Asked by Essence.com if she had ever been criticized as a white woman singing black music, Ms. Marie said in the end “people like good music.” Motown founder Berry Gordy, she said, decided not to put her photo on her first album because he thought the music was so soulful “that he wanted to give the music an opportunity to stand on its own merit. Instead of my face, they put a seascape, so by the time my second album came out people were like, Lady T is White? Omigod? Overall my race hasn't been a problem. I'm a black artist with white skin. At the end of the day you have to sing what's in your own soul.” —David McGee



Bernie Wilson, Blue Note

July 12, 1946-December 26, 2010

wilsonBernie Wilson, the baritone vocalist in the classic lineup of Harold Melvin and the Blue Notes, passed away on December 26 (Sunday, 12/26/10) from undisclosed medical complications at Kresson View Center in Voorhees, NJ.

A Philadelphia, PA, native, Wilson was born on July 12, 1946.  He joined Melvin, Teddy Pendergrass, Lawrence Brown and Lloyd Parks in the classic lineup that was signed to Philadelphia International Records in 1972, beginning a four-year string of hits for Harold Melvin and the Blue Notes that were integral in defining the Sound of Philadelphia. Originally formed in the 1950s as The Charlemagnes, the group’s music ranged from sweeping, extended proto-disco dance tracks to silky, smoldering ballads, all framed by the lushly orchestrated production that became the signature sound crafted by label founders/producers Kenneth Gamble and Leon Huff.

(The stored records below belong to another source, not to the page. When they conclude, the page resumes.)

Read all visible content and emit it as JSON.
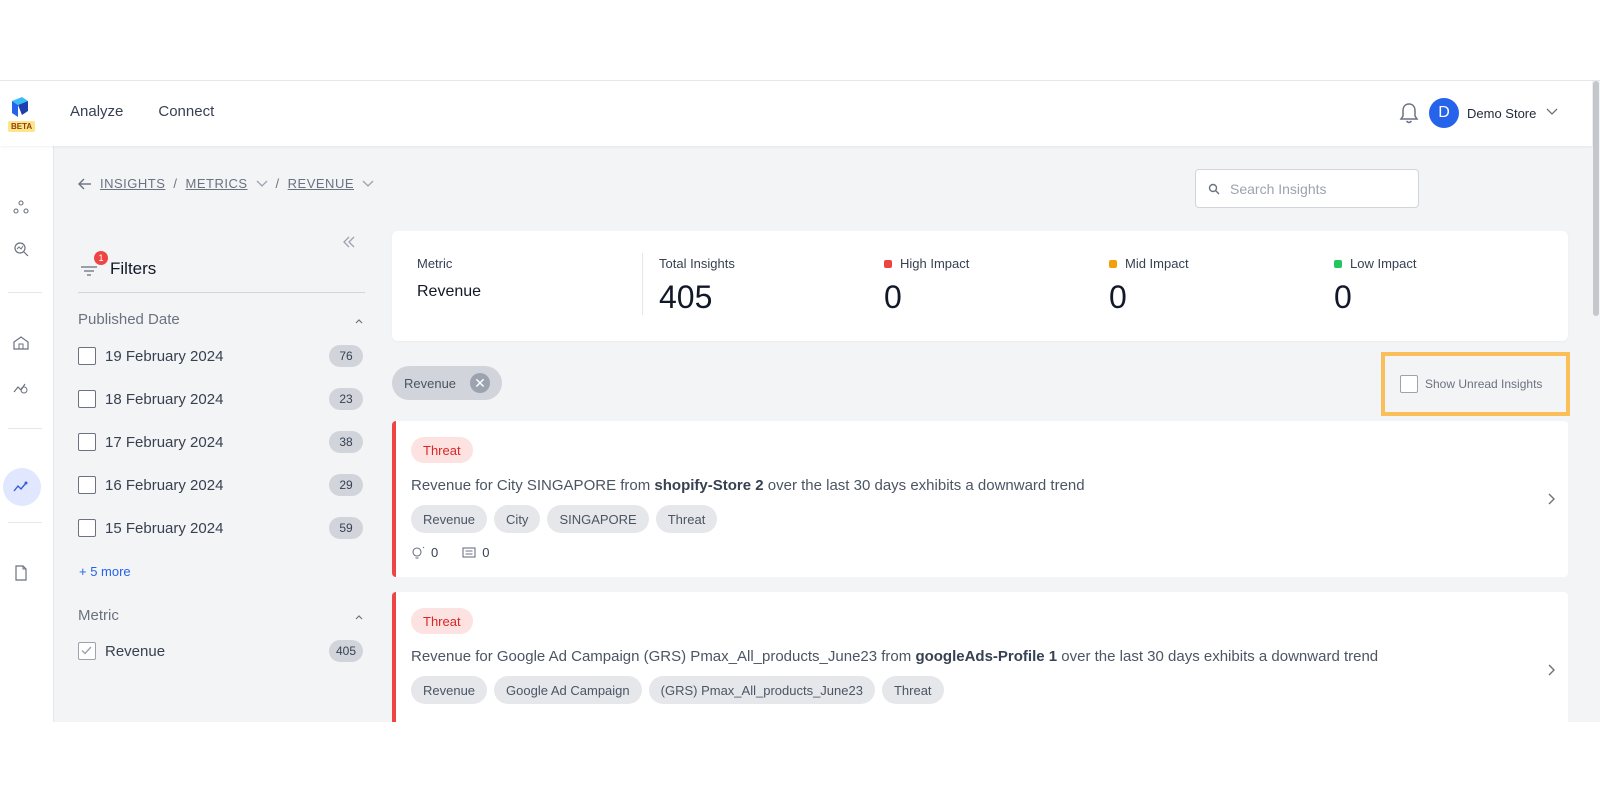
{
  "nav": {
    "items": [
      "Analyze",
      "Connect"
    ],
    "logo_badge": "BETA"
  },
  "user": {
    "initial": "D",
    "store": "Demo Store"
  },
  "breadcrumb": {
    "level1": "INSIGHTS",
    "level2": "METRICS",
    "level3": "REVENUE"
  },
  "search": {
    "placeholder": "Search Insights",
    "value": ""
  },
  "filters": {
    "title": "Filters",
    "badge": "1",
    "published_date": {
      "label": "Published Date",
      "items": [
        {
          "label": "19 February 2024",
          "count": "76"
        },
        {
          "label": "18 February 2024",
          "count": "23"
        },
        {
          "label": "17 February 2024",
          "count": "38"
        },
        {
          "label": "16 February 2024",
          "count": "29"
        },
        {
          "label": "15 February 2024",
          "count": "59"
        }
      ],
      "more": "+ 5 more"
    },
    "metric": {
      "label": "Metric",
      "items": [
        {
          "label": "Revenue",
          "count": "405",
          "checked": true
        }
      ]
    }
  },
  "summary": {
    "metric_label": "Metric",
    "metric_value": "Revenue",
    "total_label": "Total Insights",
    "total_value": "405",
    "high_label": "High Impact",
    "high_value": "0",
    "high_color": "#ef4444",
    "mid_label": "Mid Impact",
    "mid_value": "0",
    "mid_color": "#f59e0b",
    "low_label": "Low Impact",
    "low_value": "0",
    "low_color": "#22c55e"
  },
  "active_filter": {
    "label": "Revenue"
  },
  "unread": {
    "label": "Show Unread Insights"
  },
  "cards": [
    {
      "tag": "Threat",
      "title_pre": "Revenue for City SINGAPORE from ",
      "title_bold": "shopify-Store 2",
      "title_post": " over the last 30 days exhibits a downward trend",
      "tags": [
        "Revenue",
        "City",
        "SINGAPORE",
        "Threat"
      ],
      "ideas": "0",
      "comments": "0"
    },
    {
      "tag": "Threat",
      "title_pre": "Revenue for Google Ad Campaign (GRS) Pmax_All_products_June23 from ",
      "title_bold": "googleAds-Profile 1",
      "title_post": " over the last 30 days exhibits a downward trend",
      "tags": [
        "Revenue",
        "Google Ad Campaign",
        "(GRS) Pmax_All_products_June23",
        "Threat"
      ]
    }
  ]
}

‘The world won’t get no better/if we just let it be…’—‘Wake Up Everybody,’ a lush, socially conscious message from Harold Melvin & the Blue Notes, a #1 R&B hit (#12 pop) in 1975.

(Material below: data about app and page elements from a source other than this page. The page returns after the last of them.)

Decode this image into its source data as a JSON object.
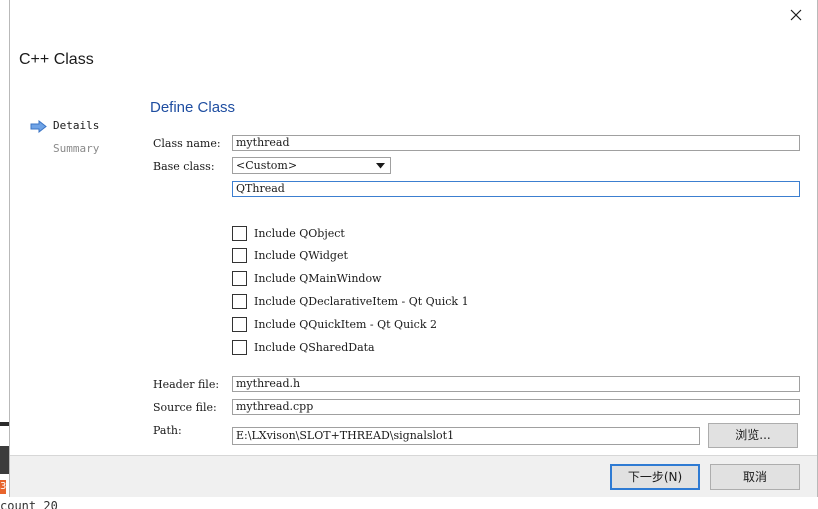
{
  "window": {
    "title": "C++ Class"
  },
  "sidebar": {
    "items": [
      {
        "label": "Details",
        "active": true
      },
      {
        "label": "Summary",
        "active": false
      }
    ]
  },
  "page": {
    "section_title": "Define Class"
  },
  "form": {
    "class_name_label": "Class name:",
    "class_name_value": "mythread",
    "base_class_label": "Base class:",
    "base_class_selected": "<Custom>",
    "custom_base_value": "QThread",
    "checkboxes": [
      {
        "label": "Include QObject",
        "checked": false
      },
      {
        "label": "Include QWidget",
        "checked": false
      },
      {
        "label": "Include QMainWindow",
        "checked": false
      },
      {
        "label": "Include QDeclarativeItem - Qt Quick 1",
        "checked": false
      },
      {
        "label": "Include QQuickItem - Qt Quick 2",
        "checked": false
      },
      {
        "label": "Include QSharedData",
        "checked": false
      }
    ],
    "header_file_label": "Header file:",
    "header_file_value": "mythread.h",
    "source_file_label": "Source file:",
    "source_file_value": "mythread.cpp",
    "path_label": "Path:",
    "path_value": "E:\\LXvison\\SLOT+THREAD\\signalslot1",
    "browse_label": "浏览..."
  },
  "footer": {
    "next_label": "下一步(N)",
    "cancel_label": "取消"
  },
  "background": {
    "snippet_text": "count 20",
    "badge_text": "3"
  },
  "colors": {
    "accent_title": "#1f4ea1",
    "default_button_border": "#2f7bd3",
    "sidebar_arrow": "#4a86d8"
  }
}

The group made its chart debut in 1960 with “My Hero” (#78 pop, #19 R7B), and earned a Grammy nomination for its first #1 R&B hit, 1972’s “If You Don’t Know Me By Now.” More #1 R&B hits followed, with “The Love I Lost” (1973, #7 pop), “Hope That We Can Be Together Soon” (with Sharon Paige, #42 pop) and the lush but socially conscious gem, “Wake Up Everybody” (1975, #12 pop). Other Blue Notes classics during that time include “Bad Luck” (#4 R&B; #15 pop).

The passing of Mr. Wilson, who joined the group in 1954, leaves Lloyd Parks as the sole surviving member of the classic lineup of Harold Melvin and the Blue Notes.

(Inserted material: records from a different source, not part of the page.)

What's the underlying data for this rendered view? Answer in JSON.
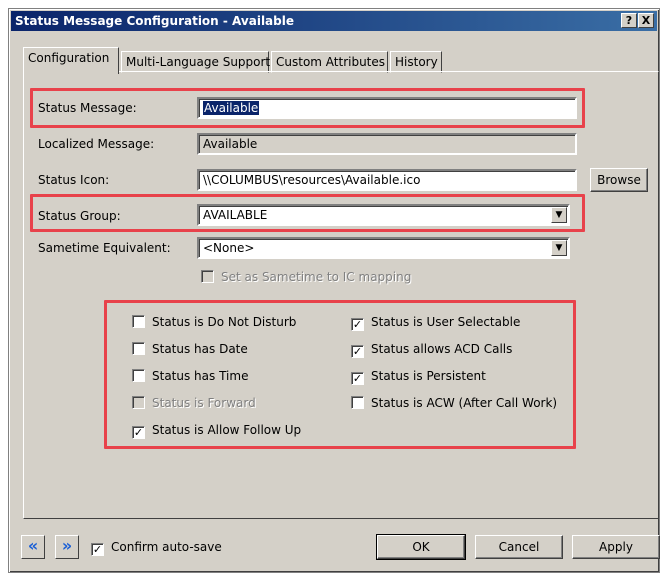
{
  "window": {
    "title": "Status Message Configuration - Available",
    "help_label": "?",
    "close_label": "X"
  },
  "tabs": [
    {
      "label": "Configuration",
      "active": true
    },
    {
      "label": "Multi-Language Support",
      "active": false
    },
    {
      "label": "Custom Attributes",
      "active": false
    },
    {
      "label": "History",
      "active": false
    }
  ],
  "form": {
    "status_message_label": "Status Message:",
    "status_message_value": "Available",
    "localized_message_label": "Localized Message:",
    "localized_message_value": "Available",
    "status_icon_label": "Status Icon:",
    "status_icon_value": "\\\\COLUMBUS\\resources\\Available.ico",
    "browse_label": "Browse",
    "status_group_label": "Status Group:",
    "status_group_value": "AVAILABLE",
    "sametime_label": "Sametime Equivalent:",
    "sametime_value": "<None>",
    "sametime_mapping_label": "Set as Sametime to IC mapping"
  },
  "checkboxes": {
    "left": [
      {
        "label": "Status is Do Not Disturb",
        "checked": false,
        "disabled": false
      },
      {
        "label": "Status has Date",
        "checked": false,
        "disabled": false
      },
      {
        "label": "Status has Time",
        "checked": false,
        "disabled": false
      },
      {
        "label": "Status is Forward",
        "checked": false,
        "disabled": true
      },
      {
        "label": "Status is Allow Follow Up",
        "checked": true,
        "disabled": false
      }
    ],
    "right": [
      {
        "label": "Status is User Selectable",
        "checked": true,
        "disabled": false
      },
      {
        "label": "Status allows ACD Calls",
        "checked": true,
        "disabled": false
      },
      {
        "label": "Status is Persistent",
        "checked": true,
        "disabled": false
      },
      {
        "label": "Status is ACW (After Call Work)",
        "checked": false,
        "disabled": false
      }
    ]
  },
  "footer": {
    "prev_icon": "double-chevron-left-icon",
    "next_icon": "double-chevron-right-icon",
    "confirm_autosave_label": "Confirm auto-save",
    "confirm_autosave_checked": true,
    "ok_label": "OK",
    "cancel_label": "Cancel",
    "apply_label": "Apply"
  },
  "colors": {
    "highlight": "#e8424b",
    "titlebar": "#0a246a",
    "nav_icon": "#1a5fd6"
  }
}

Founder/Publisher/Editor: David McGee
Contributing Editors: Billy Altman, Laura Fissinger, Christopher Hill, Derk Richardson
Logo Design: John Mendelsohn (www.johnmendelsohn.com)
Website Design: Kieran McGee (www.kieranmcgee.com)
Staff Photographers: Audrey Harrod (Louisville, KY; www.flickr.com/audreyharrod), Alicia Zappier (New York)
E-mail: thebluegrassspecial@gmail.com
Mailing Address: David McGee, 201 W. 85 St.—5B, New York, NY 10024